By the Numbers
For The Record
Vol. 33 No. 6 P. 34
Data from Epic indicate that the number of digital messages doctors receive from patients increased by more than this percentage at the start of the COVID-19 pandemic and remained high throughout the year, reports The Verge.
According to an American Medical Association study, the clinician burnout rate is roughly this percentage, which is much higher than burnout rates in other professions; most health care professionals say EHR use is the main cause.
By working with a medical assistant who provides previsit and in-room support to improve the efficiency of care and accuracy of documentation, an Intermountain Healthcare dermatologist decreased his total documentation time by this percentage—from 3.5 hours per day to about one hour—increased his patient volume by more than 10 patients per day, and increased the accuracy of his dictation, according to the American Medical Association.
According to the US Department of Justice, a Florida cardiologist has paid this amount to resolve allegations that he violated the False Claims Act by performing ablations and vein stent procedures that were medically unnecessary.
A Kansas anesthesiologist was charged with participating in a kickback scheme that spanned 22 states and is facing 25 counts related to the alleged health care fraud, according to the US Justice Department. He allegedly was paid $30 for each order or prescription he signed and received this amount in illegal kickbacks. Prosecutors say Medicare lost $26 million as a result.
A University of Florida Health Shands employee accessed the medical records of this number of patients without authorization over a period of two years, reports HIPAA Journal.
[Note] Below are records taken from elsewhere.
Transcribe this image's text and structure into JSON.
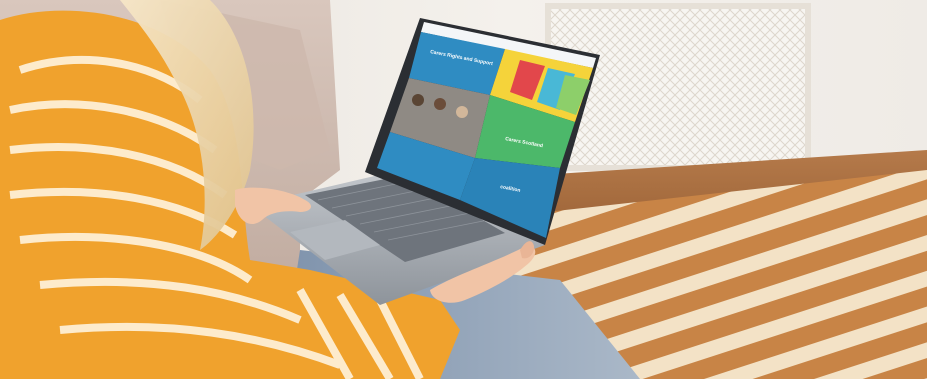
{
  "scene": {
    "site": {
      "hero_heading": "Carers Rights and Support",
      "feature_heading": "Carers Scotland",
      "footer_logo_text": "coalition"
    },
    "colors": {
      "wall": "#f2efeb",
      "floor": "#8a4c22",
      "rug_stripe": "#f3e2c6",
      "sweater": "#f0a22d",
      "sweater_stripe": "#fff3de",
      "laptop": "#a8adb4",
      "site_blue": "#2f8cc2",
      "site_green": "#4cb86a"
    }
  }
}
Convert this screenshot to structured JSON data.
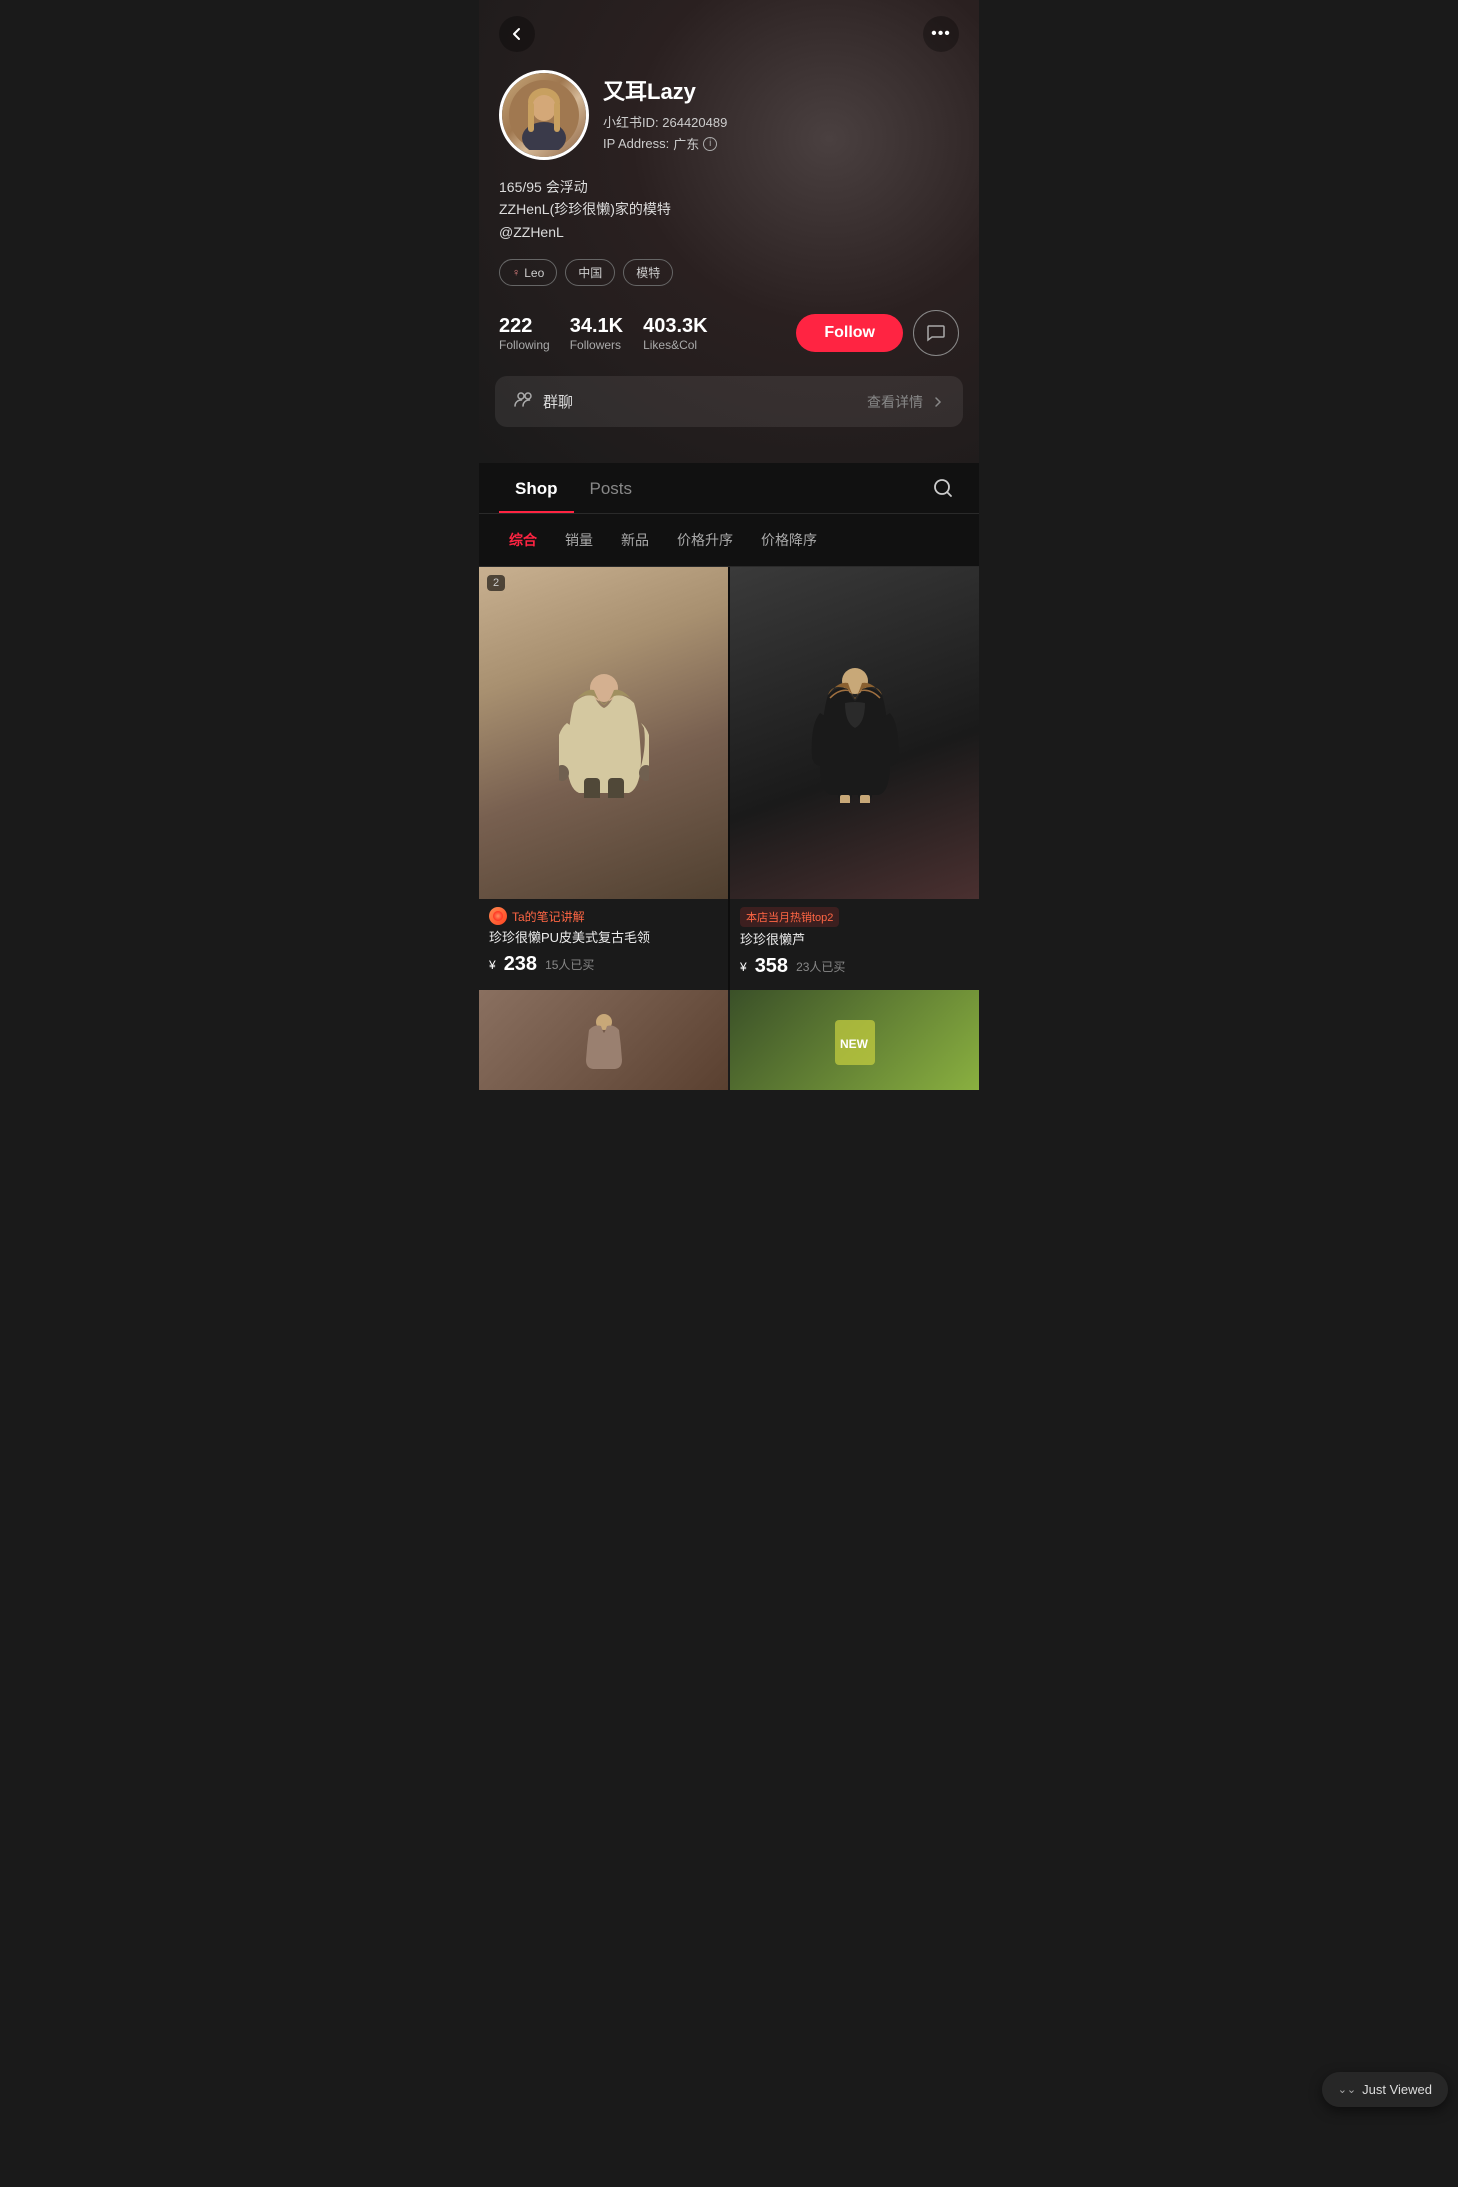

According to the Department of Justice, a Texas woman was sentenced to this number of months in federal prison for her role in stealing protected health information from a health care provider's EHR system; one of her coconspirators was sentenced to 48 months. The defendants made more than $1.4 million from selling the stolen information.
Children's Hospital & Medical Center in Omaha, Nebraska, is paying this amount to settle a potential HIPAA violation on a complaint that the hospital did not provide timely access to all of the medical records requested, reports Healthcare Finance. When the medical records were requested on January 3, 2020, a portion was provided, but the remaining records were not provided until June 20 and July 16, 2020, as a result of the Office for Civil Rights’ investigation in May. This marked the Office for Civil Rights’ 20th investigation of HIPAA Right of Access.